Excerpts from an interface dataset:

○ ○ ○ ○ ○

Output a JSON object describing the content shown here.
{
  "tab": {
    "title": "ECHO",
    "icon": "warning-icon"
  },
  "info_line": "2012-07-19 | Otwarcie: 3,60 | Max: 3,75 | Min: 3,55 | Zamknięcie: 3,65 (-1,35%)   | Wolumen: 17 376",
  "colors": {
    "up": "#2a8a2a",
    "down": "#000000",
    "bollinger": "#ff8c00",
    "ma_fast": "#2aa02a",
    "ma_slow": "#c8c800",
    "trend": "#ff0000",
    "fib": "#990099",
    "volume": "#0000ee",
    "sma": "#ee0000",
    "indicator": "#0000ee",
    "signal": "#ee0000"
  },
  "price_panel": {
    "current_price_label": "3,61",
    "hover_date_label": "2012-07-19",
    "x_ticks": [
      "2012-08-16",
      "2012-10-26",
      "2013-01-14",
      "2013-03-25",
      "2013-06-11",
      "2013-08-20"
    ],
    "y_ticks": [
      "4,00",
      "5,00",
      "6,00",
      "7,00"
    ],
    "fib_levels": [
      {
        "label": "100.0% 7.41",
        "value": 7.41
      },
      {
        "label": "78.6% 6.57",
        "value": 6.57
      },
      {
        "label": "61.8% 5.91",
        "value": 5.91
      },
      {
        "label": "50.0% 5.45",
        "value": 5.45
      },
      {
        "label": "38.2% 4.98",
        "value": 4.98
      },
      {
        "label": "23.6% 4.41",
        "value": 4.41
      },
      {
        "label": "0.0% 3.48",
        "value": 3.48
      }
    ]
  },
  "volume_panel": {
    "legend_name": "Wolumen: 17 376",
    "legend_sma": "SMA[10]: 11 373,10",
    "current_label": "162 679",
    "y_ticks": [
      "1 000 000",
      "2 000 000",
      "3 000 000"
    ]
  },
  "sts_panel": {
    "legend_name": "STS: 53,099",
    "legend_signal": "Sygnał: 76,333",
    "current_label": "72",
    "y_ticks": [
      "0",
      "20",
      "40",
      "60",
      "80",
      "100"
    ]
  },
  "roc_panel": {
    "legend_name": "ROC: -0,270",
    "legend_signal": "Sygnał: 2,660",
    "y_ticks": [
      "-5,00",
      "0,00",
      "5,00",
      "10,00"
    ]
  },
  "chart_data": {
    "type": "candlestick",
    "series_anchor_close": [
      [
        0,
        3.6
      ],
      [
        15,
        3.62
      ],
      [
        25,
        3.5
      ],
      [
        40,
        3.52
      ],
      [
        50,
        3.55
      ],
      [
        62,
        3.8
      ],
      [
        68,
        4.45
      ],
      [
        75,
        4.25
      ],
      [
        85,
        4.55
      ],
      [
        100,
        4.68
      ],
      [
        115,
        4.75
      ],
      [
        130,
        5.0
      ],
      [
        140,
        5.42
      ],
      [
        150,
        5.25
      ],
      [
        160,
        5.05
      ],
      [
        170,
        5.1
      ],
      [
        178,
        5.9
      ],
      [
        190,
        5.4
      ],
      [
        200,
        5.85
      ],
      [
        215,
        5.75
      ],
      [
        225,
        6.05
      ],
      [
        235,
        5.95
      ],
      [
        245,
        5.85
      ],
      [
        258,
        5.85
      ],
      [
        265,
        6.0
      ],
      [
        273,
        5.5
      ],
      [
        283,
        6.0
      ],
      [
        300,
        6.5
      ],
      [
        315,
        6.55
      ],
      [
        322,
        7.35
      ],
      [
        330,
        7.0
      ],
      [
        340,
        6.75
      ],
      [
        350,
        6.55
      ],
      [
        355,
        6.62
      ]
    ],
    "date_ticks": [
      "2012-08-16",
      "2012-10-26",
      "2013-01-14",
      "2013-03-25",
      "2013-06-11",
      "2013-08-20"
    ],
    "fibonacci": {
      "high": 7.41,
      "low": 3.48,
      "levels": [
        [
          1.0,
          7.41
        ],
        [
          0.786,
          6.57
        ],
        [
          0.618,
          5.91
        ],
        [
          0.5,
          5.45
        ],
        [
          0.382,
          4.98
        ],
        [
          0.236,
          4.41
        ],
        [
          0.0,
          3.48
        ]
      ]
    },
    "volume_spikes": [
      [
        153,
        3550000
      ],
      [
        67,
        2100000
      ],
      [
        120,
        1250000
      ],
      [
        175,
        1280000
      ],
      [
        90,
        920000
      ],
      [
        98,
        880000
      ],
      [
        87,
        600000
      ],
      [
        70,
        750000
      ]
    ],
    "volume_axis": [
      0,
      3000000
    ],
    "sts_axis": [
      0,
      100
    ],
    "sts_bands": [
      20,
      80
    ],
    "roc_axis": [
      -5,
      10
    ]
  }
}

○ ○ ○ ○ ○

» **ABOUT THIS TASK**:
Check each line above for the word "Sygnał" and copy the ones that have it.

» **ANSWER SPACE**:
    "legend_signal": "Sygnał: 76,333",
    "legend_signal": "Sygnał: 2,660",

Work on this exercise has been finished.